== Instructions to follow ==
In the records, find each line where "software" occurs, and copy it.

[Element data from apps and pages]

--------

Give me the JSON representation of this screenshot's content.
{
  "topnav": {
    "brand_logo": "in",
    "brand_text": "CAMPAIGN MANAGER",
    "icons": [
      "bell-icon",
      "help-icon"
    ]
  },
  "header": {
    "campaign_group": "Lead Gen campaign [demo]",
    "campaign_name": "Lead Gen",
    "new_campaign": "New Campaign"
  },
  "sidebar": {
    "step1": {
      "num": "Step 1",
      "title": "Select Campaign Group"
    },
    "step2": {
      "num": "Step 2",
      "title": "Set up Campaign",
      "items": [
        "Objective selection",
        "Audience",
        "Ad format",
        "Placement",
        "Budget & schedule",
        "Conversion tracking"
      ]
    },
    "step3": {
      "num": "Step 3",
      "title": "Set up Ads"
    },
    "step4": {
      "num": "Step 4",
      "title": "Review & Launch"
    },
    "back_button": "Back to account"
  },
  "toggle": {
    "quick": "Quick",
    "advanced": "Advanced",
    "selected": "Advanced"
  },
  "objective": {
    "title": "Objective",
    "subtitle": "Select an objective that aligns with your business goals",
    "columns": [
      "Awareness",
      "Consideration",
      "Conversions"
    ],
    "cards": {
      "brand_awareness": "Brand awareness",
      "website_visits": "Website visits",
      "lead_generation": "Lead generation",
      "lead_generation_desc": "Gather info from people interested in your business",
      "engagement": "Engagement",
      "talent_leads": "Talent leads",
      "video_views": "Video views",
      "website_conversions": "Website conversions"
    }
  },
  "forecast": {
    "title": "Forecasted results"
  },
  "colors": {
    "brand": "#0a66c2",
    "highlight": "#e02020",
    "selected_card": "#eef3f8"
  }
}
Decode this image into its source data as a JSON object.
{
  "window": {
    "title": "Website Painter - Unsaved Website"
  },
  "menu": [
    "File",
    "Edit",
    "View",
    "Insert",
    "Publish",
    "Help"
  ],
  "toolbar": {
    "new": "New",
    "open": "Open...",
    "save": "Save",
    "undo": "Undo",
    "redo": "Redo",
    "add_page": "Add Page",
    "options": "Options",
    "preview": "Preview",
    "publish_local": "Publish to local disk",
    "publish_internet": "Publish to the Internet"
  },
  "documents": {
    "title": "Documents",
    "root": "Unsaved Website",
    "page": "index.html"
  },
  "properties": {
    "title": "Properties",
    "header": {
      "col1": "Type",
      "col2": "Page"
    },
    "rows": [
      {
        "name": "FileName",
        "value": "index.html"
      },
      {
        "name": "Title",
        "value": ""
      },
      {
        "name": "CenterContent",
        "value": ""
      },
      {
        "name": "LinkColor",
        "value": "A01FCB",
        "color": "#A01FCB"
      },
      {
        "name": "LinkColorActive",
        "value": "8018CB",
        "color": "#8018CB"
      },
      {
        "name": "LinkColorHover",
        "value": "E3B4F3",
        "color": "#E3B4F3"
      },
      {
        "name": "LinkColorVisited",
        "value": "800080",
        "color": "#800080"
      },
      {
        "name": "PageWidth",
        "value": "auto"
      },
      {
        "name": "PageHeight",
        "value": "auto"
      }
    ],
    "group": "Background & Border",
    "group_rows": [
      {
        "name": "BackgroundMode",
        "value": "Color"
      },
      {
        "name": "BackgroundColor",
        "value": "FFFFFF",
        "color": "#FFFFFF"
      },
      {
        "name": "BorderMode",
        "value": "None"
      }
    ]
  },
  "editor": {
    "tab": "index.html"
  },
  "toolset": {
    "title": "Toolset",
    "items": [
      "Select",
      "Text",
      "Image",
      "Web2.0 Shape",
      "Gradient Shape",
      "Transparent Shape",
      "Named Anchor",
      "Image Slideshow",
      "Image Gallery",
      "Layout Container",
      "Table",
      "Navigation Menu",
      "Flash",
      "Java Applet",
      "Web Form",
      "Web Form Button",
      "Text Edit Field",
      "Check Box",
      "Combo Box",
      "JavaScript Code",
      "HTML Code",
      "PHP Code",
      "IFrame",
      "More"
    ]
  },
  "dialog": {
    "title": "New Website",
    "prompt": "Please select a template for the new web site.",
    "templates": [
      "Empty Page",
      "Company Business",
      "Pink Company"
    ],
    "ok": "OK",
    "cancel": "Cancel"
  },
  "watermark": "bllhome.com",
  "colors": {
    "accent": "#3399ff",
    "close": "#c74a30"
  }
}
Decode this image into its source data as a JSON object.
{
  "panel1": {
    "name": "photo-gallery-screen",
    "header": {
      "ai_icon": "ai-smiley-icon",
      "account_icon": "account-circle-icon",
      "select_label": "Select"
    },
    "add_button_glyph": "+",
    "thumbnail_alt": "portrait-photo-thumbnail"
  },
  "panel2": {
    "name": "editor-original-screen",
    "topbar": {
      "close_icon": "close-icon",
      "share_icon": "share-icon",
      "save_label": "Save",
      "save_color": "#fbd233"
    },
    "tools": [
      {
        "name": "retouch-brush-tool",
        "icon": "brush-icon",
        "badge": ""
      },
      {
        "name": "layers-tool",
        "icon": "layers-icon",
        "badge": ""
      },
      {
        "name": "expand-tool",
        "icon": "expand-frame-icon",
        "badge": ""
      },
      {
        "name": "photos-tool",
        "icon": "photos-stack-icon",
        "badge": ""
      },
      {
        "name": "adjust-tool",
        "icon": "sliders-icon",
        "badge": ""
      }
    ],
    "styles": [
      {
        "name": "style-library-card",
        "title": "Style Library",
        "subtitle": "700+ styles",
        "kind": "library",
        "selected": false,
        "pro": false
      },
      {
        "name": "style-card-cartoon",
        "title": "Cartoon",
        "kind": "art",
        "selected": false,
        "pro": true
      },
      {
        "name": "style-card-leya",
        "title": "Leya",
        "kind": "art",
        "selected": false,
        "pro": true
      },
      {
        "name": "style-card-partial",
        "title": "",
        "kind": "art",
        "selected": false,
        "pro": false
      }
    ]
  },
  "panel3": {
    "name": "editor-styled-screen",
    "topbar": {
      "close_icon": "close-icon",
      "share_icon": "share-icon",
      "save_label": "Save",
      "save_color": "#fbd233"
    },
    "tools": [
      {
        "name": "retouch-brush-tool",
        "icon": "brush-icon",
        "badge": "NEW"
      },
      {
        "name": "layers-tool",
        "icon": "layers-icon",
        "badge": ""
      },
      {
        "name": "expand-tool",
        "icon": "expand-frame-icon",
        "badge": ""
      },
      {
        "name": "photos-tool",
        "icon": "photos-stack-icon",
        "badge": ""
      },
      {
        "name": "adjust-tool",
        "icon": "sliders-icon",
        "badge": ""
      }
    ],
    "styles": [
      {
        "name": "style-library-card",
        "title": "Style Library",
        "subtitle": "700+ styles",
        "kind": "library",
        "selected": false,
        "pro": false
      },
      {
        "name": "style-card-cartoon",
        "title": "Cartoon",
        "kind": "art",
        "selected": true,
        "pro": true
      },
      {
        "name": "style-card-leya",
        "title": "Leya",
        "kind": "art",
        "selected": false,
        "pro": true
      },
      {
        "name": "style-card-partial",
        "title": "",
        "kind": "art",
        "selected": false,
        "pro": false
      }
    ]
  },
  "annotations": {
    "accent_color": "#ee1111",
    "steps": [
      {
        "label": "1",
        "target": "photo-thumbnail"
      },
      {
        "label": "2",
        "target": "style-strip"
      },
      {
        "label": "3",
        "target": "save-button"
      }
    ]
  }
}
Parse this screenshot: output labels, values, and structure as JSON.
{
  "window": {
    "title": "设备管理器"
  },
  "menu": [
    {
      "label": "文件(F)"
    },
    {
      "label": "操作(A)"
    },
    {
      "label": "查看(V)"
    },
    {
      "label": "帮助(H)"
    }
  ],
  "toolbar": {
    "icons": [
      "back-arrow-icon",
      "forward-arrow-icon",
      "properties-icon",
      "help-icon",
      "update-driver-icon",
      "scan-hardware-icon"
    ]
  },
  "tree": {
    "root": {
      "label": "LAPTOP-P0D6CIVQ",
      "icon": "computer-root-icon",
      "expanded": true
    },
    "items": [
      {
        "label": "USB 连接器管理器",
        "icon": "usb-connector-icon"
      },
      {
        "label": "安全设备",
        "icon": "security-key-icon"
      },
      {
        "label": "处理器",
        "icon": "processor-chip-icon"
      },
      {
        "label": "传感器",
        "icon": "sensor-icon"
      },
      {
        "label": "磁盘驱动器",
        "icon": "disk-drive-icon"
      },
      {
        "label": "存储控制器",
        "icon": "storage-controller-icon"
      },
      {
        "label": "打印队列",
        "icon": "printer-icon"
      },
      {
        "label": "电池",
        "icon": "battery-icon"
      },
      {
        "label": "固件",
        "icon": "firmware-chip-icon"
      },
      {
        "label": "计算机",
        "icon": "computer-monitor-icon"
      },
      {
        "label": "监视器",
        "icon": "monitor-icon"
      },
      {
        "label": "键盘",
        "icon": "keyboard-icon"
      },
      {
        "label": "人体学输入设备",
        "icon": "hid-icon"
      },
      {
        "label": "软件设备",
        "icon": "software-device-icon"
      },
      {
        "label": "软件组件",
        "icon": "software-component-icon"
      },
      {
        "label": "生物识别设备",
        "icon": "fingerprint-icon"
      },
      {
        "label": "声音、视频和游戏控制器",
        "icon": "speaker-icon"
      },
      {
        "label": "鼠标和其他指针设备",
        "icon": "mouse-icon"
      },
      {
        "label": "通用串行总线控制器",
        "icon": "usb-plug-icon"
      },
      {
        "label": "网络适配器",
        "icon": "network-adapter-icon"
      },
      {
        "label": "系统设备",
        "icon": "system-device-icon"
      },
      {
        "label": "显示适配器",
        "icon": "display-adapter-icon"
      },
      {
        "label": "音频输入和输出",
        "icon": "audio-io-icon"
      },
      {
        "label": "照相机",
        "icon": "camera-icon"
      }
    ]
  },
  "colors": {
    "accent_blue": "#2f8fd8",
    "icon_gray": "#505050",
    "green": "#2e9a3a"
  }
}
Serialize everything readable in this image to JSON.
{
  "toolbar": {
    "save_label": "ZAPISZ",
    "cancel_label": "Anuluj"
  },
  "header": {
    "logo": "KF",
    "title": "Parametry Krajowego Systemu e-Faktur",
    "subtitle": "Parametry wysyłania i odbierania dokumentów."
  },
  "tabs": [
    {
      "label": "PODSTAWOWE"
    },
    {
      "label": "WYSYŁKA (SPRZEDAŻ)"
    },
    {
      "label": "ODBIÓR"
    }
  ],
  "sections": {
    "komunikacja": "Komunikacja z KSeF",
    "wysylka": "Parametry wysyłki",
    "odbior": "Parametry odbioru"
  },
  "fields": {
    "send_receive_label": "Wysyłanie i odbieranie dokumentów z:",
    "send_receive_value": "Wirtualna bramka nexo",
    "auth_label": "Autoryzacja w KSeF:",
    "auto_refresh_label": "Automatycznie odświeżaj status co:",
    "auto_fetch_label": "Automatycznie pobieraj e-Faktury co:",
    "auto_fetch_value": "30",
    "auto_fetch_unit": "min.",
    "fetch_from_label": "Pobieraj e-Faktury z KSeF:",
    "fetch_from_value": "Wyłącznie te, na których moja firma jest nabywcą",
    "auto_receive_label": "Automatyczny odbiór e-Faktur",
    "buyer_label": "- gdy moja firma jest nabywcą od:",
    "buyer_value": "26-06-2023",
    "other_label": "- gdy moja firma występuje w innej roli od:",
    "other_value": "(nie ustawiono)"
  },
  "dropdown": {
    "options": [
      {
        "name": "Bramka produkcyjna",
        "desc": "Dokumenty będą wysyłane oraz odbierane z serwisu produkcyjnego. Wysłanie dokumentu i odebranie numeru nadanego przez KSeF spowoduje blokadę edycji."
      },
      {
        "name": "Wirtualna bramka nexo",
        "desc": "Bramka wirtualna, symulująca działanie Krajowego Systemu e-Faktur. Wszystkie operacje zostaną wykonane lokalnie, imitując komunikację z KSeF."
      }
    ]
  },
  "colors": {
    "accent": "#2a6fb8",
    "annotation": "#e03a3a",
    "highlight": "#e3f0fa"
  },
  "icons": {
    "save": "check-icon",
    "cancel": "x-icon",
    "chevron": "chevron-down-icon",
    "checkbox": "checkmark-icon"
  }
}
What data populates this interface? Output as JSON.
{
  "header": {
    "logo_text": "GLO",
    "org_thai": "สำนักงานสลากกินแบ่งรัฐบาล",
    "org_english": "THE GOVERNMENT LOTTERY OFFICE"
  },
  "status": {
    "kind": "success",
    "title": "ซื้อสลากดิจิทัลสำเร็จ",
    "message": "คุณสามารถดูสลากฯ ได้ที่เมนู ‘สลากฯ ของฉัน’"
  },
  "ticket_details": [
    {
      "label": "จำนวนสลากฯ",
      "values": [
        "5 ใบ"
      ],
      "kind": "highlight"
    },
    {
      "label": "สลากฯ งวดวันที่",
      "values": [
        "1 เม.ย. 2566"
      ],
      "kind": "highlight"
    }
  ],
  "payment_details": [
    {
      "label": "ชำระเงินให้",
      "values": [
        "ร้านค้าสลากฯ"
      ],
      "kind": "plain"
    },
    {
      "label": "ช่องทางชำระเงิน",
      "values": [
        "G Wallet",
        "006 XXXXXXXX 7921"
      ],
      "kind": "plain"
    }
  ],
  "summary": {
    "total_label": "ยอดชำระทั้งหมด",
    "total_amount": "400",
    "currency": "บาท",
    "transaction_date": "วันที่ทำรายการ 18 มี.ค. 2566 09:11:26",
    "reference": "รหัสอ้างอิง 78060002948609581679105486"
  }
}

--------

== Exercise solution ==
        "icon": "software-device-icon"
        "icon": "software-component-icon"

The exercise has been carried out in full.